  9. ^ "Oregon colleges, as ranked by U.S. News and World Report". The Oregonian. September 13, 2016. Retrieved September 30, 2017.
  10. ^ https://www.warnerpacific.edu/news/hispanic-serving-institution/
  11. ^ "Warner Pacific Cuts Tuition by 24 Percent - Warner Pacific University". Warner Pacific University. Retrieved August 8, 2018.
  12. ^ "Warner Pacific College to add men's and women's wrestling". The Oregonian. October 28, 2013. Retrieved October 30, 2013.
  13. ^ "2015 Distinguished Alumni Award, Ministry - Warner Pacific University". Warner Pacific University. Retrieved August 8, 2018.
  14. ^ "2015 Distinguished Alumni Award, Legacy - Warner Pacific University". Warner Pacific University. Retrieved August 8, 2018.
  15. ^ "2016 Distinguished Alumni Award, Adult Degree Program - Warner Pacific University". Warner Pacific University. Retrieved August 8, 2018.
  16. ^ "2017 Distinguished Alumni: Recent Alum - Warner Pacific University". Warner Pacific University. Retrieved August 8, 2018.
  17. ^ "2017 Distinguished Alumni: Adult Degree Program - Warner Pacific University". Warner Pacific University. Retrieved August 8, 2018.

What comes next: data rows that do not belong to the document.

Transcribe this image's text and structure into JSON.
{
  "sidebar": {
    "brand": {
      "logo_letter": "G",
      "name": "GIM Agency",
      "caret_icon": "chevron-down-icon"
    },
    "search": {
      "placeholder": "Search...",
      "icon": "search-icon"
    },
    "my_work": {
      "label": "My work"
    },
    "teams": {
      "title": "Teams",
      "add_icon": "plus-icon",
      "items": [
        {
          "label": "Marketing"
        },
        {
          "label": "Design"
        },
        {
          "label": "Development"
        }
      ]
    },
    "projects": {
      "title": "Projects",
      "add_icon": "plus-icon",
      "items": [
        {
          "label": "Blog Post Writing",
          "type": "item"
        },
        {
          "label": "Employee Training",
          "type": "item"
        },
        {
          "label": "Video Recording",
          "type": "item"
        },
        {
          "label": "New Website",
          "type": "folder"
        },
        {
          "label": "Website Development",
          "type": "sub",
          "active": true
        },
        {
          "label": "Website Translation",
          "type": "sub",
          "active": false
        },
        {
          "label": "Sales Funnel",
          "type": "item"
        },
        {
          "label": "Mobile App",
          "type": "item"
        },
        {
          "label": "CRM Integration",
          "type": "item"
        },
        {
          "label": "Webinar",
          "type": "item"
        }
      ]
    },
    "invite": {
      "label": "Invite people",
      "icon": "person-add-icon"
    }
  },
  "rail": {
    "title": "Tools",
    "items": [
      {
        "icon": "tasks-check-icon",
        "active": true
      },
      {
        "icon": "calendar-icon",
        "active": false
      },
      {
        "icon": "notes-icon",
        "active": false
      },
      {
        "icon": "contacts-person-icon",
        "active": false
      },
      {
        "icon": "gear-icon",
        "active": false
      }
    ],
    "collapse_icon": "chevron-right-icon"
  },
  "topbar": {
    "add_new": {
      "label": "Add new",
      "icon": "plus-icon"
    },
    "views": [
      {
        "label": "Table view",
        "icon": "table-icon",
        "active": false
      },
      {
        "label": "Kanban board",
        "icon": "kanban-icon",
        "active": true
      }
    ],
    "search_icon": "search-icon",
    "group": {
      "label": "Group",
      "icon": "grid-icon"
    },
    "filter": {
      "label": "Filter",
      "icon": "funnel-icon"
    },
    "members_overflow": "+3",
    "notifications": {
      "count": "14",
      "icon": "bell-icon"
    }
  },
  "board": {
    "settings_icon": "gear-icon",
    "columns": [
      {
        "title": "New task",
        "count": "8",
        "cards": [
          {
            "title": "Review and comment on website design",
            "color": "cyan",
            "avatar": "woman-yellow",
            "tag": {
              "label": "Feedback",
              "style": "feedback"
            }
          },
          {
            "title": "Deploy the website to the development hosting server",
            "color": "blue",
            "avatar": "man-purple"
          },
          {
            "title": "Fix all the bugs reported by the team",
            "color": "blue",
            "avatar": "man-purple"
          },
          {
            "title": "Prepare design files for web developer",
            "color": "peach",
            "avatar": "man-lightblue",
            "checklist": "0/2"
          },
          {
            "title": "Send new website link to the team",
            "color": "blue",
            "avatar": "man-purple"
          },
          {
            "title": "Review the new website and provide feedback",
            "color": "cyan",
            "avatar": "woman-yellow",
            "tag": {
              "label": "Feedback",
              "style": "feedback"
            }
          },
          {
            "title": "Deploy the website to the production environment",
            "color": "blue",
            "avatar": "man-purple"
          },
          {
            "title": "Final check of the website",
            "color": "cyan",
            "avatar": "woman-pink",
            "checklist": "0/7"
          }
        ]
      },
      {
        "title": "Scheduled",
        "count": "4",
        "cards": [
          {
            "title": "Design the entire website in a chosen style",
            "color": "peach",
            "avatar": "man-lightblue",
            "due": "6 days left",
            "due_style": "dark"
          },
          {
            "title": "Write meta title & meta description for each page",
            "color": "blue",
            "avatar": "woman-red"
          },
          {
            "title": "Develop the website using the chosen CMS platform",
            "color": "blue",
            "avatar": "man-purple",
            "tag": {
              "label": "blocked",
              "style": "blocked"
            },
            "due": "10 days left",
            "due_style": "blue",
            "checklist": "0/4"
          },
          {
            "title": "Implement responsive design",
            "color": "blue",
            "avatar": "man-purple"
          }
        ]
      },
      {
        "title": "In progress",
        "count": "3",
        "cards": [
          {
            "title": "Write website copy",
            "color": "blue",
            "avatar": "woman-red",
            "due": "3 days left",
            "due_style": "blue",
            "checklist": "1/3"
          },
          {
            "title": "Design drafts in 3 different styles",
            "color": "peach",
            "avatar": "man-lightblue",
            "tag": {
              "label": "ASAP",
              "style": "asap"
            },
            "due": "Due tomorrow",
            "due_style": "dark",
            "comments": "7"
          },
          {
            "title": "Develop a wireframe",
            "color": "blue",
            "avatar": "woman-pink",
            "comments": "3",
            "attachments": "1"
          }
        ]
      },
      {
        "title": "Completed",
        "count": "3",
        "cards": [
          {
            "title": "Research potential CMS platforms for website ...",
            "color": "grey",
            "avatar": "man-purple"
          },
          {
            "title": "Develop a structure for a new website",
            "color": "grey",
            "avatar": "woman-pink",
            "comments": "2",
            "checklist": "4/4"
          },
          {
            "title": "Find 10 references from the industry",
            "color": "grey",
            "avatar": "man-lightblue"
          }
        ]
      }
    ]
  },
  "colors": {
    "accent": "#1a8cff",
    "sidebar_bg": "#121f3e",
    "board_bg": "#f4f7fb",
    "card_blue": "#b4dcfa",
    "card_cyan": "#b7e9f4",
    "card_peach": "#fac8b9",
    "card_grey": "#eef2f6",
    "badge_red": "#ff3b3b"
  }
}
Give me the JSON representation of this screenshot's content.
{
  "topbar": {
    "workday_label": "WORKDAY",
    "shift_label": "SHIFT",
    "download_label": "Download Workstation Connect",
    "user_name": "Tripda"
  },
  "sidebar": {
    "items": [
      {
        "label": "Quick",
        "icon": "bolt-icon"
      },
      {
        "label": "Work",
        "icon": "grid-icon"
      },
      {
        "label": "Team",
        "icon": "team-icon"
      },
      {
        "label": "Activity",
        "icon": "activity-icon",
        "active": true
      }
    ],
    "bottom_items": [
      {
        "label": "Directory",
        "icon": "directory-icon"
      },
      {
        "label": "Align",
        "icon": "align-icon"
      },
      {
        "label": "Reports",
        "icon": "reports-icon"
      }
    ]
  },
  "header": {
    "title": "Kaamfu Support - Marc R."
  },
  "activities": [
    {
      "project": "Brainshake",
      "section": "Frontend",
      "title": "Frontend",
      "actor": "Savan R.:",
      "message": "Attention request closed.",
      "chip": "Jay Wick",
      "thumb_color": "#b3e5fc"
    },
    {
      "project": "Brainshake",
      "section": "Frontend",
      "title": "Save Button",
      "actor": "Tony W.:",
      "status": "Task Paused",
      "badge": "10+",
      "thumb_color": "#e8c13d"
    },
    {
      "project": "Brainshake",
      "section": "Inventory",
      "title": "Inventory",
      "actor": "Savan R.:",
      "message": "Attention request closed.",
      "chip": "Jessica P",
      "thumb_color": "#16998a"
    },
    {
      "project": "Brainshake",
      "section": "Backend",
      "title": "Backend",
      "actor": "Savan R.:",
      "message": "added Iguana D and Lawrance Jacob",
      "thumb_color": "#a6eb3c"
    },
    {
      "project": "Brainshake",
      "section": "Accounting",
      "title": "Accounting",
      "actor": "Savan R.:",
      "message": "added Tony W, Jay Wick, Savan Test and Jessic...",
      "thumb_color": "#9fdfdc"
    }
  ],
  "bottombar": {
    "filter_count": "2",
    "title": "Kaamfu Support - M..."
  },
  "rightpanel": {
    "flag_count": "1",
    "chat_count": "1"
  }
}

  18. ^ "2017 Distinguished Alumni Award, Adult Degree Program - Warner Pacific University". Warner Pacific University. Retrieved August 8, 2018.
  19. ^ https://www.une.edu.au/staff-profiles/hass/tfudge
  20. ^ "2017 Distinguished Alumni Ministry Service - Warner Pacific University". Warner Pacific University. Retrieved August 8, 2018.
  21. ^ "Representative Victor S. 'Vic' Gilliam (OR)". Project Vote Smart. Retrieved April 5, 2009.
  22. ^ "Kutless". TodaysChristianMusic.com. Archived from the original on March 4, 2016. Retrieved August 8, 2018.
  23. ^ "Senator Rod Monroe". Oregon State Legislature. Retrieved October 7, 2015.
  24. ^ Inskeep, Steve (June 30, 2006). "Religion, Politics a Potent Mix for Jerry Falwell". NPR.org. Retrieved August 8, 2018.
  25. ^ "Wm. Paul Young - About". Wm. Paul Young. Retrieved January 6, 2018.
  26. ^ "WP Alum Shares Insights into Best Selling Novel/ New Movie: The Shack". www.warnerpacific.edu. Retrieved January 6, 2018.
  27. ^ https://www.youtube.com/channel/UC38Zp6UJyCKVMmN7htZOQDg

External links[edit]